Part black comedy, part slasher film, Scream Queens, as cinematographer Michael Goi, ASC puts it, takes its cues from a mix of disparate influences, such as the 1988 feature film Heathers and the films of Italian horror icon Mario Bava. Bold color is a Bava trademark.
The Fantastic Four debuted in Marvel comic books in 1961, more than 50 years ago, and the group has since been the subject of at least four television series and four feature films, including an unreleased film produced by Roger Corman. The long-awaited cinematic reboot, directed by Josh Trank, is finally here. In it, the heroes teleport to an alternate universe, gain new powers, and learn to harness them in order to save Earth.

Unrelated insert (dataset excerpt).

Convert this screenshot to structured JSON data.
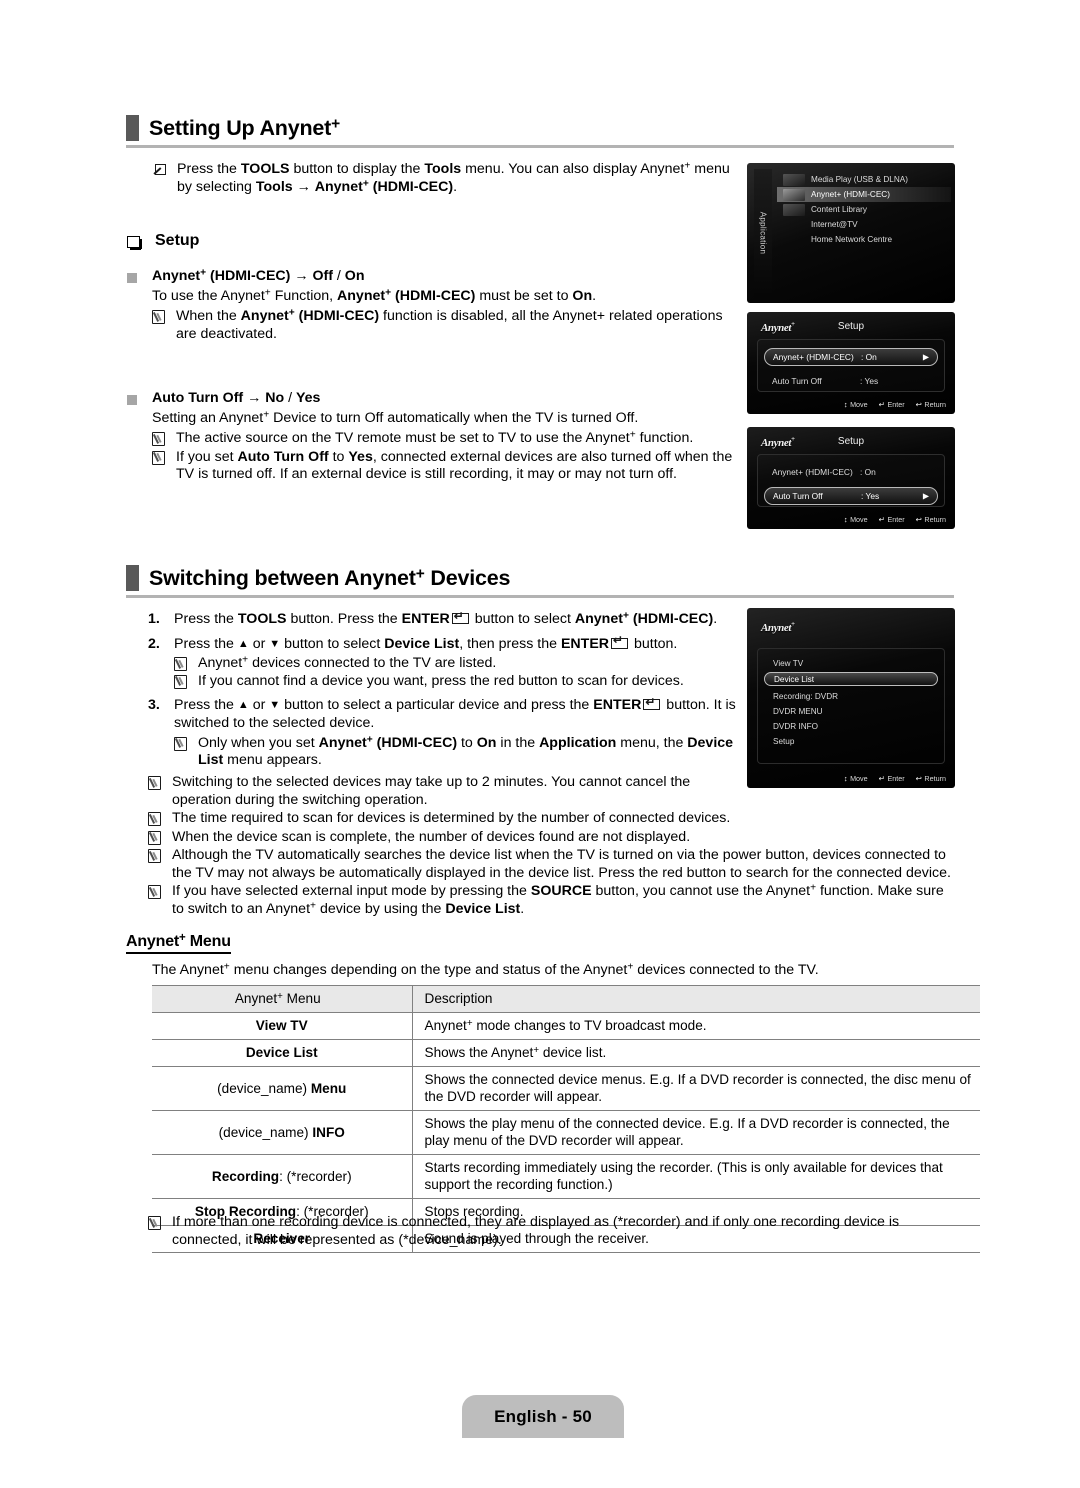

For cinematographer Nigel Bluck, ACS, it's all about the lenses. “You can say the different cameras out there are almost like different film stocks, but the most pronounced difference comes from the lenses,” says the native of New Zealand. “And that's what governs my allegiance to Panavision.”
Jurassic World is another in a long line of big-budget tentpole features for cinematographer John Schwartzman, ASC (Armageddon, Seabiscuit, Night at the Museum: Battle of the Smithsonian, The Amazing Spider-Man). With a production scale rivaling that of its dinosaur-sized subjects, this fourth installment in the series served up something Schwartzman had not had on any film prior: the opportunity to create a new aspect ratio.